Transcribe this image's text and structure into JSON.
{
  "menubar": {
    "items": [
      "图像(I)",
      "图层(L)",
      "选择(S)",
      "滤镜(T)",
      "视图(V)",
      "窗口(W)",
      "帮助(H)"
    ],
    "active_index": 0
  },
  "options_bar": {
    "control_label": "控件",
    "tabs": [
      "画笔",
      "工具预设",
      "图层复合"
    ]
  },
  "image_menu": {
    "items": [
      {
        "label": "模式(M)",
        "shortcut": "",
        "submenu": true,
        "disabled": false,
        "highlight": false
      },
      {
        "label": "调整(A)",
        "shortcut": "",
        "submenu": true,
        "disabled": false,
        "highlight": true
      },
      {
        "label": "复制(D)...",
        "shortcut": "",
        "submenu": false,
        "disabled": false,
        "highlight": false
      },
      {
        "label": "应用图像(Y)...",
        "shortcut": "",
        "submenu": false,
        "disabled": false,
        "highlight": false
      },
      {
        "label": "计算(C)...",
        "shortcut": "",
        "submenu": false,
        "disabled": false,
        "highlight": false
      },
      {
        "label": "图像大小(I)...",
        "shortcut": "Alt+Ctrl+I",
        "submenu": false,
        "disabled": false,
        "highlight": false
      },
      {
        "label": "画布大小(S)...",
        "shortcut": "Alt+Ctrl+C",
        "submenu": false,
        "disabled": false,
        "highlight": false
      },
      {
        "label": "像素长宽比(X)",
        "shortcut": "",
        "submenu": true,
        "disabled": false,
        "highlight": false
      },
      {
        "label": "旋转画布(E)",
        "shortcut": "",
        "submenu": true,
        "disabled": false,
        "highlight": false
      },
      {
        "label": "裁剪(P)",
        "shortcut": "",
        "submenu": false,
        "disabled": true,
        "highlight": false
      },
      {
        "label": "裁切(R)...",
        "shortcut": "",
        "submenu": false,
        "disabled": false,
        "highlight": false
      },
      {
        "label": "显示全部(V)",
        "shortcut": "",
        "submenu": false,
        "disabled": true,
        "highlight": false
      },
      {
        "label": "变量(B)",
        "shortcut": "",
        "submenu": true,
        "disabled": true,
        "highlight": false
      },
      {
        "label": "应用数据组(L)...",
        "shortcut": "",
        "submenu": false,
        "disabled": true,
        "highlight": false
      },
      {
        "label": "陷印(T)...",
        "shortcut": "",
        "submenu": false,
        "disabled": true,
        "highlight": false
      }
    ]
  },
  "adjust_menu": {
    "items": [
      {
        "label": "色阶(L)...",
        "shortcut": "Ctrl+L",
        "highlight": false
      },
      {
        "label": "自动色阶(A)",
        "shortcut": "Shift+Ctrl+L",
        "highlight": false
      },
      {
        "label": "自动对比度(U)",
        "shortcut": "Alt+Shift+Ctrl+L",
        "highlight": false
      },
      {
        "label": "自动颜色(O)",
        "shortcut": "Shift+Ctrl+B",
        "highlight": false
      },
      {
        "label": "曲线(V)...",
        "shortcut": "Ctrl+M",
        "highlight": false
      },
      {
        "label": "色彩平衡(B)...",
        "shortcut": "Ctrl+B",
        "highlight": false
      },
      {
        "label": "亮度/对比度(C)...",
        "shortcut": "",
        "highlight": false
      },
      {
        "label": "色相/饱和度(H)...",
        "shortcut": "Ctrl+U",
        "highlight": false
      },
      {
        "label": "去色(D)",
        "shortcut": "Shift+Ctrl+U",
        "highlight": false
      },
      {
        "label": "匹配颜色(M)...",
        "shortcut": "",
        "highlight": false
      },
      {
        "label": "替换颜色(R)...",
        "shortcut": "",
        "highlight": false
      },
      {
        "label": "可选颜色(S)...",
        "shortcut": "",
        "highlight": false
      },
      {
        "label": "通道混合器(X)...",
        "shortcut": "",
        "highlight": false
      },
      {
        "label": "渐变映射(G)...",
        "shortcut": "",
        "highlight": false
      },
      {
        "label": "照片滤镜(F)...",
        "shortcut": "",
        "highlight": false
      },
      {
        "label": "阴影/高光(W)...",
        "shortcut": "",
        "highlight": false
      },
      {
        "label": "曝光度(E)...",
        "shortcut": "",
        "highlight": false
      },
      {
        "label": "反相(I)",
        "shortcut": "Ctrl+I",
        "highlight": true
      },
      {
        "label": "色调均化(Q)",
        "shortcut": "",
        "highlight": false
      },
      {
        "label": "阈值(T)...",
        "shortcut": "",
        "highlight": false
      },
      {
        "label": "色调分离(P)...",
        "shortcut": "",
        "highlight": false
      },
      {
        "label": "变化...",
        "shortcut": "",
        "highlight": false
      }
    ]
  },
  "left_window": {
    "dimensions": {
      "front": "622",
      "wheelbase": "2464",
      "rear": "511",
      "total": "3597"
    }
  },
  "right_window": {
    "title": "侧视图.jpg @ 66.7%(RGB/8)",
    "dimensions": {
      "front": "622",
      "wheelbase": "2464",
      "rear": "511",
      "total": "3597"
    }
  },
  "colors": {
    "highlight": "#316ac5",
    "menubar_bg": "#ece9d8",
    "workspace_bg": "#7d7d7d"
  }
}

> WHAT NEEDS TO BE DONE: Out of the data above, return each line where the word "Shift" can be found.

> ANSWER TO THIS PROBLEM:
        "shortcut": "Shift+Ctrl+L",
        "shortcut": "Alt+Shift+Ctrl+L",
        "shortcut": "Shift+Ctrl+B",
        "shortcut": "Shift+Ctrl+U",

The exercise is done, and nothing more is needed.